Truck Driver Fatigue: A Growing Risk for Motorists
Drowsy drivers continue to be a significant cause of truck accidents, despite hours of service law.
Today, the trucking business is booming in California and across the nation. According to the American Trucking Associations, it is expected that freight tonnage will climb 23.5 percent over the next 11 years, because of a high demand for goods. Although this growth promises new jobs, it has a downside. With more truckers on the road, there is a higher likelihood of truck accidents.
Truck accidents are currently a major hazard to drivers according to the National Highway Traffic Safety Administration (NHTSA). Additionally, the agency recently determined that the worst kind of truck accident-one that results in the death of someone involved-has increased significantly in recent years. The NHTSA reported that between 2008 and 2012, truck accident fatalities increased from 3,211 deaths to more than 3,800 deaths. In California alone, the number of truck-related fatalities has averaged 239 deaths per year during this period, according to the California Highway Patrol.

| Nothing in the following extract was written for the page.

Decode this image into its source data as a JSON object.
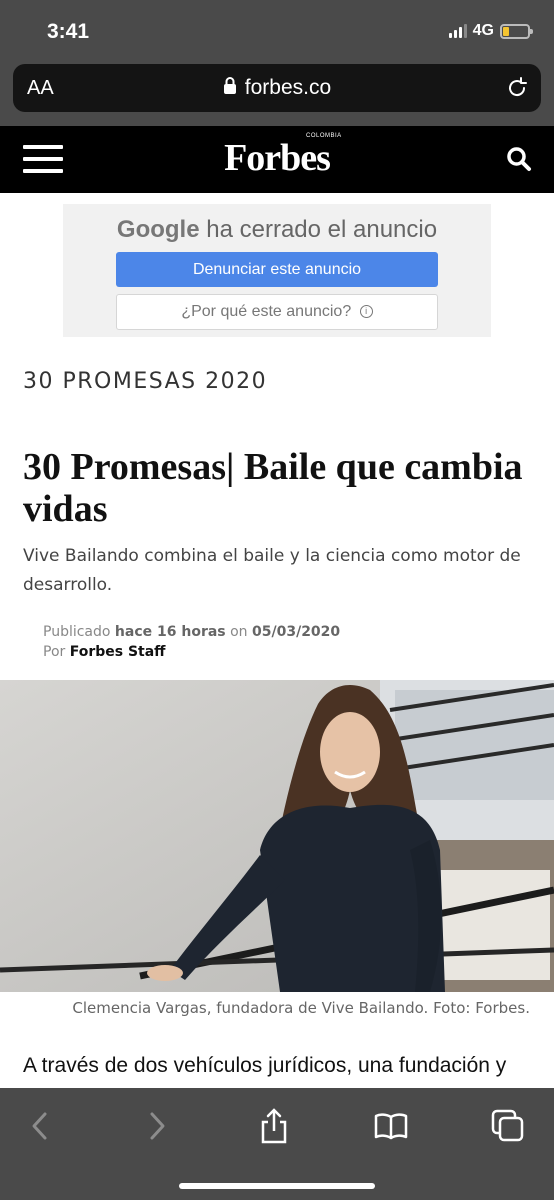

This increasing problem of fatal truck accidents, particularly ones caused by drowsy drivers, received national press attention earlier this summer, when a limousine van transporting actor and comedian Tracy Morgan was hit by a large commercial truck. Because of the collision, Morgan suffered serious injuries. Additionally, a fellow passenger was killed. According to news reports, the driver of the truck had driven for 23 straight hours before the accident occurred, which is a clear violation of the hours of service regulations set by the Federal Motor Carrier Safety Administration (FMCSA). As a result of the accident, the driver is facing a vehicular homicide charge. Additionally, Morgan is suing the trucking company for negligence.

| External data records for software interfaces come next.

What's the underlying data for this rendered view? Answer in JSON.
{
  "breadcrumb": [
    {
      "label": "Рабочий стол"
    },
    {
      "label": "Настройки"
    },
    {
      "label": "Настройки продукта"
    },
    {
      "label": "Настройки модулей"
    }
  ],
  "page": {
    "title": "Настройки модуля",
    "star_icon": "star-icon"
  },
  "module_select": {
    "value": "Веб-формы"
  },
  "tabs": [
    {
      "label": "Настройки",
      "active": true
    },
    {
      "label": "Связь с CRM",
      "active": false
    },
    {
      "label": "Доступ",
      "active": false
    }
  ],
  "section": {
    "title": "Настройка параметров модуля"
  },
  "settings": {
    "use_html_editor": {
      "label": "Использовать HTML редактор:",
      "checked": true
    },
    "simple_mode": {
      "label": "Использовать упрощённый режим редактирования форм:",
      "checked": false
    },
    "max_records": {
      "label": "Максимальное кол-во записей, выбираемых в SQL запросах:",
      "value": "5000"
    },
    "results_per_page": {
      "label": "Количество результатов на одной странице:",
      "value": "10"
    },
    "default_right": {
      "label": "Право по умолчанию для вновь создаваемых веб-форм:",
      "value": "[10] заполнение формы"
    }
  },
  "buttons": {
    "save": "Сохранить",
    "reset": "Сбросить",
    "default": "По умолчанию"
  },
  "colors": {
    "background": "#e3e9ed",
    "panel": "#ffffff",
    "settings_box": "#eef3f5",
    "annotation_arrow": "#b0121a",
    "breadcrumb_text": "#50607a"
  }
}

Hours of service regulations largely ignored
Since a large portion of truck accidents are fatigue-related, the FMCSA recently amended their hours of service regulations to address the problem. Under the new rules, which became effective in July 2013, truck drivers are limited to working a maximum of 11 hours behind the wheel per day and 70 hours per week. Once the 70-hour maximum has been reached, each driver must rest for 34 consecutive hours over two nighttime periods between 1-5 a.m., when the body is in most need of rest. Additionally, drivers must take a mandatory 30-minute break within the first eight hours of their shift.
Although the law seems like it takes reasonable steps to reduce driver fatigue, it is not popular within the trucking industry, which has called for the new rules to be repealed. Trucking companies, which make their money by meeting tight deadlines, put pressure on their drivers to do whatever is necessary to ensure that the bottom line is not impacted. Because of this pressure, many drivers falsify their logbooks, turn to illegal drugs to stay awake, and ignore mandatory rest periods to ensure that their cargos are delivered on time. Unfortunately, innocent motorists on the road are put at risk as a result.
An attorney can help
Although the laws are there to protect motorists from drowsy truck drivers, many trucking companies feel that violating them while in pursuit of more profits is worth the risk. Unfortunately, it is not until their bottom lines are impacted after a civil lawsuit that many companies take notice of the folly of their business practices.
If you or a loved one has been injured or killed in an accident with a truck, driver or trucking company negligence may or may not be immediately apparent. An experienced personal injury attorney can ensure that the exact cause of the accident is pinpointed and will work to recover compensation for your financial and emotional losses that you are entitled to by law.